------ EXERCISE MATERIALS ------

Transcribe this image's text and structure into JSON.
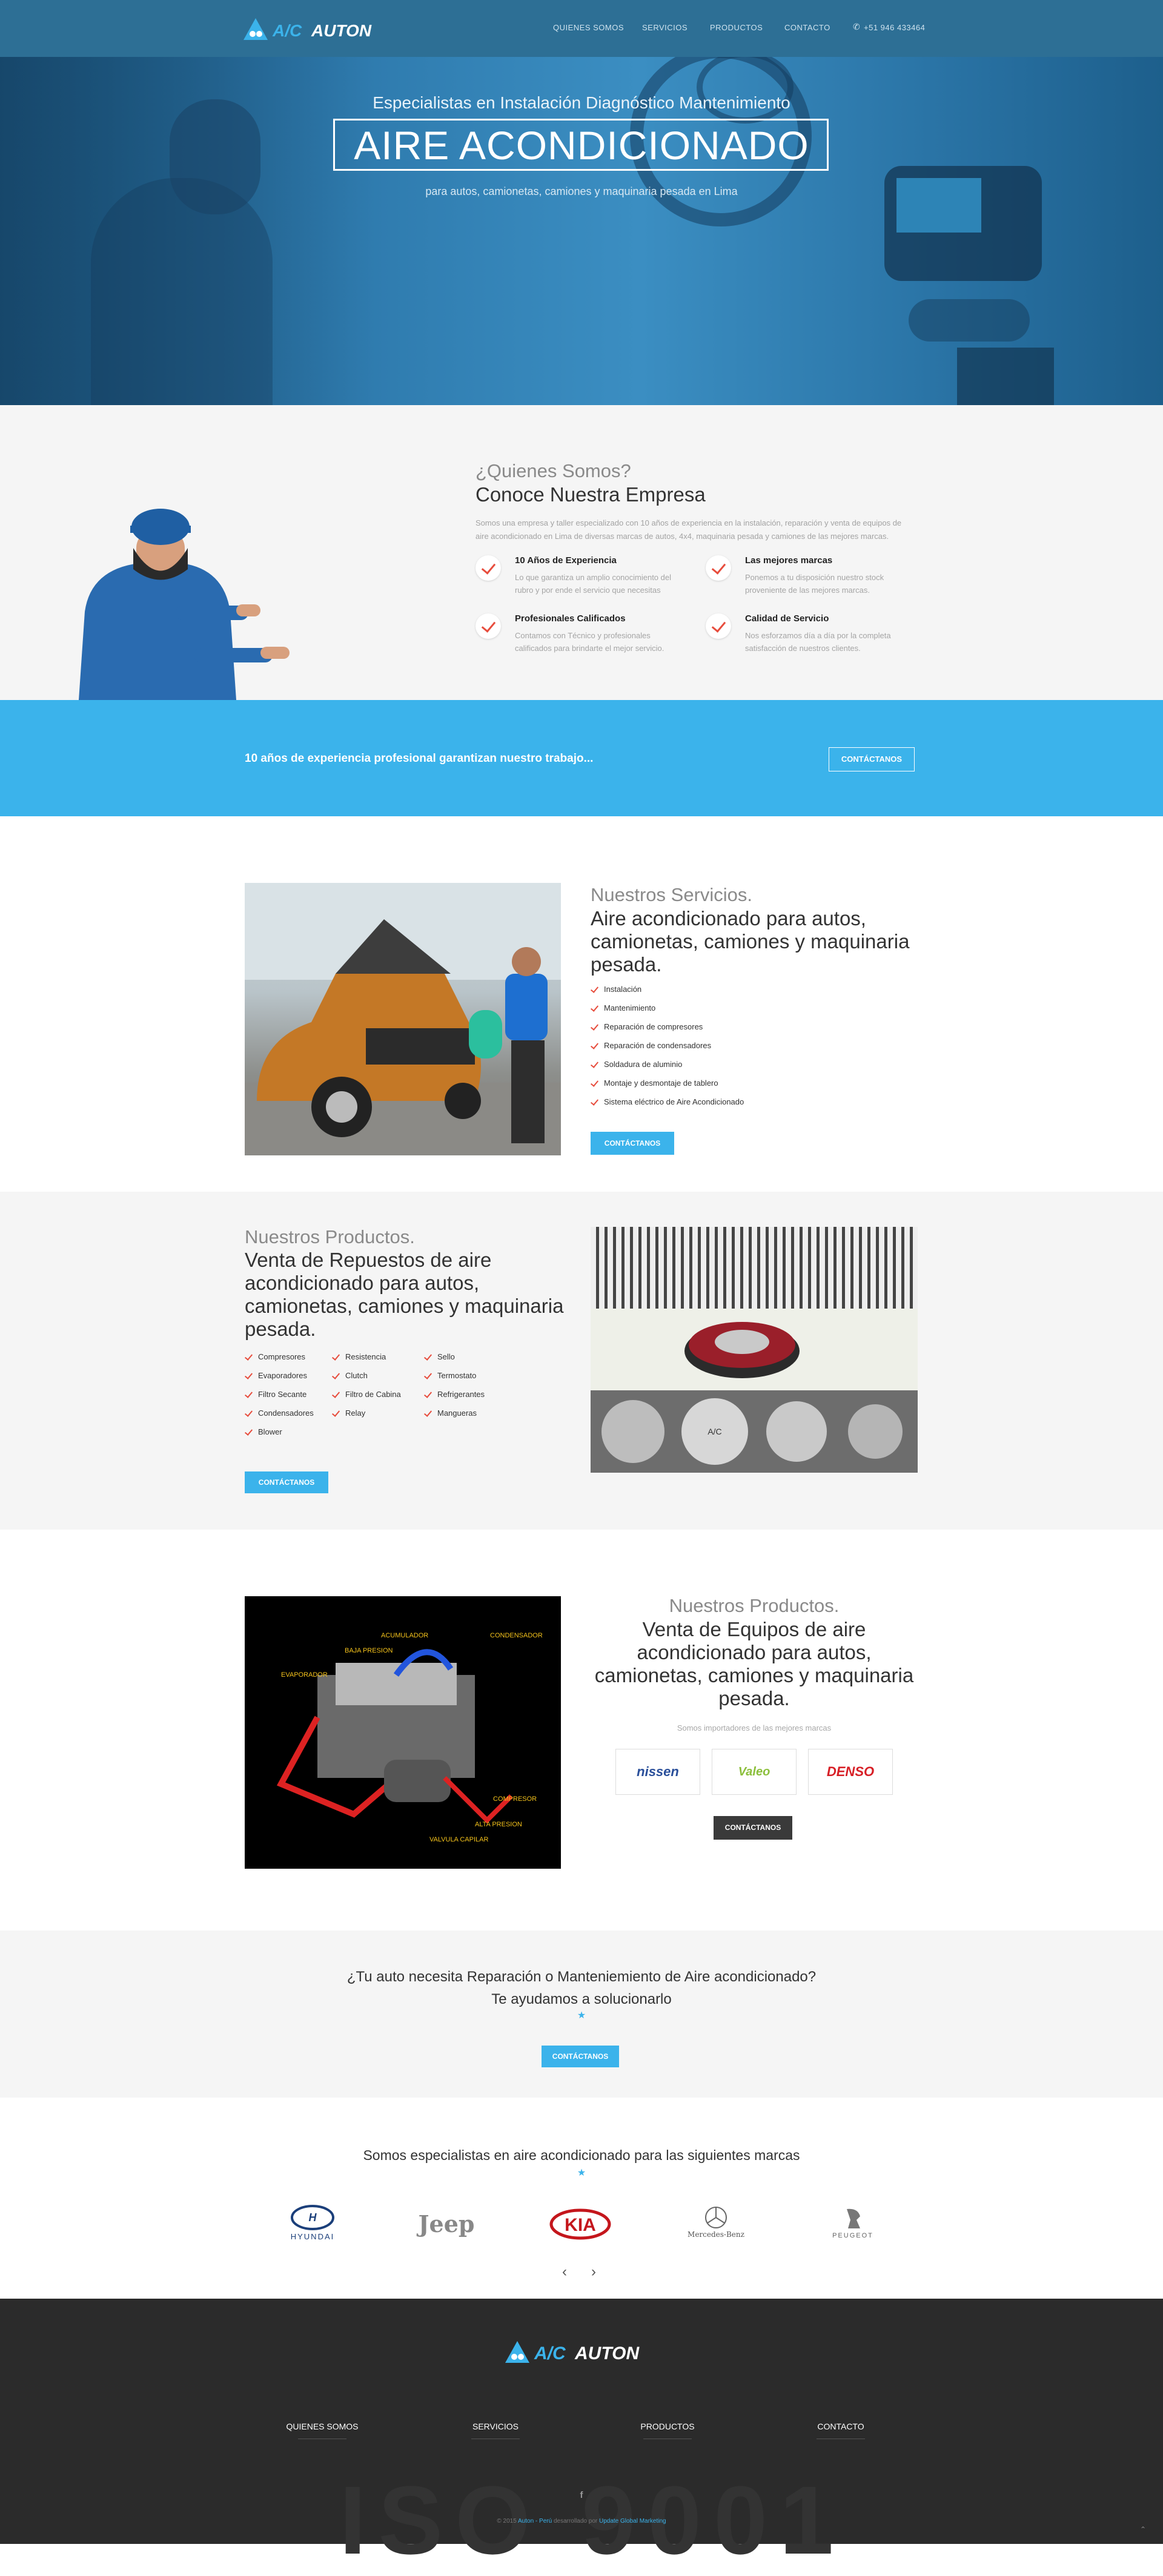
{
  "nav": {
    "logo_text": "A/C AUTON",
    "links": [
      "QUIENES SOMOS",
      "SERVICIOS",
      "PRODUCTOS",
      "CONTACTO"
    ],
    "phone": "+51 946 433464"
  },
  "hero": {
    "pre": "Especialistas en Instalación Diagnóstico Mantenimiento",
    "title": "AIRE ACONDICIONADO",
    "sub": "para autos, camionetas, camiones y maquinaria pesada en Lima"
  },
  "about": {
    "pre": "¿Quienes Somos?",
    "title": "Conoce Nuestra Empresa",
    "desc": "Somos una empresa y taller especializado con 10 años de experiencia en la instalación, reparación y venta de equipos de aire acondicionado en Lima de diversas marcas de autos, 4x4, maquinaria pesada y camiones de las mejores marcas.",
    "features": [
      {
        "title": "10 Años de Experiencia",
        "desc": "Lo que garantiza un amplio conocimiento del rubro y por ende el servicio que necesitas"
      },
      {
        "title": "Las mejores marcas",
        "desc": "Ponemos a tu disposición nuestro stock proveniente de las mejores marcas."
      },
      {
        "title": "Profesionales Calificados",
        "desc": "Contamos con Técnico y profesionales calificados para brindarte el mejor servicio."
      },
      {
        "title": "Calidad de Servicio",
        "desc": "Nos esforzamos día a día por la completa satisfacción de nuestros clientes."
      }
    ]
  },
  "cta1": {
    "text": "10 años de experiencia profesional garantizan nuestro trabajo...",
    "button": "CONTÁCTANOS"
  },
  "services": {
    "pre": "Nuestros Servicios.",
    "title": "Aire acondicionado para autos, camionetas, camiones y maquinaria pesada.",
    "items": [
      "Instalación",
      "Mantenimiento",
      "Reparación de compresores",
      "Reparación de condensadores",
      "Soldadura de aluminio",
      "Montaje y desmontaje de tablero",
      "Sistema eléctrico de Aire Acondicionado"
    ],
    "button": "CONTÁCTANOS"
  },
  "products1": {
    "pre": "Nuestros Productos.",
    "title": "Venta de Repuestos de aire acondicionado para autos, camionetas, camiones y maquinaria pesada.",
    "col1": [
      "Compresores",
      "Evaporadores",
      "Filtro Secante",
      "Condensadores",
      "Blower"
    ],
    "col2": [
      "Resistencia",
      "Clutch",
      "Filtro de Cabina",
      "Relay"
    ],
    "col3": [
      "Sello",
      "Termostato",
      "Refrigerantes",
      "Mangueras"
    ],
    "button": "CONTÁCTANOS"
  },
  "products2": {
    "pre": "Nuestros Productos.",
    "title": "Venta de Equipos de aire acondicionado para autos, camionetas, camiones y maquinaria pesada.",
    "sub": "Somos importadores de las mejores marcas",
    "brands": [
      "nissen",
      "Valeo",
      "DENSO"
    ],
    "button": "CONTÁCTANOS",
    "diagram_labels": [
      "ACUMULADOR",
      "CONDENSADOR",
      "BAJA PRESION",
      "EVAPORADOR",
      "COMPRESOR",
      "ALTA PRESION",
      "VALVULA CAPILAR"
    ]
  },
  "cta2": {
    "text": "¿Tu auto necesita Reparación o Manteniemiento de Aire acondicionado? Te ayudamos a solucionarlo",
    "button": "CONTÁCTANOS"
  },
  "brands": {
    "title": "Somos especialistas en aire acondicionado para las siguientes marcas",
    "items": [
      "HYUNDAI",
      "Jeep",
      "KIA",
      "Mercedes-Benz",
      "PEUGEOT"
    ]
  },
  "footer": {
    "logo_text": "A/C AUTON",
    "links": [
      "QUIENES SOMOS",
      "SERVICIOS",
      "PRODUCTOS",
      "CONTACTO"
    ],
    "social": "f",
    "copy_prefix": "© 2015",
    "copy_brand": "Auton - Perú",
    "copy_mid": "desarrollado por",
    "copy_dev": "Update Global Marketing"
  },
  "colors": {
    "accent": "#3bb3eb",
    "nav": "#2d6f95",
    "check": "#e74c3c",
    "footer": "#2b2b2b"
  }
}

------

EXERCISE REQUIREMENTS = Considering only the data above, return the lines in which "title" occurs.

WRITTEN SOLUTION =
    "title": "AIRE ACONDICIONADO",
    "title": "Conoce Nuestra Empresa",
        "title": "10 Años de Experiencia",
        "title": "Las mejores marcas",
        "title": "Profesionales Calificados",
        "title": "Calidad de Servicio",
    "title": "Aire acondicionado para autos, camionetas, camiones y maquinaria pesada.",
    "title": "Venta de Repuestos de aire acondicionado para autos, camionetas, camiones y maquinaria pesada.",
    "title": "Venta de Equipos de aire acondicionado para autos, camionetas, camiones y maquinaria pesada.",
    "title": "Somos especialistas en aire acondicionado para las siguientes marcas",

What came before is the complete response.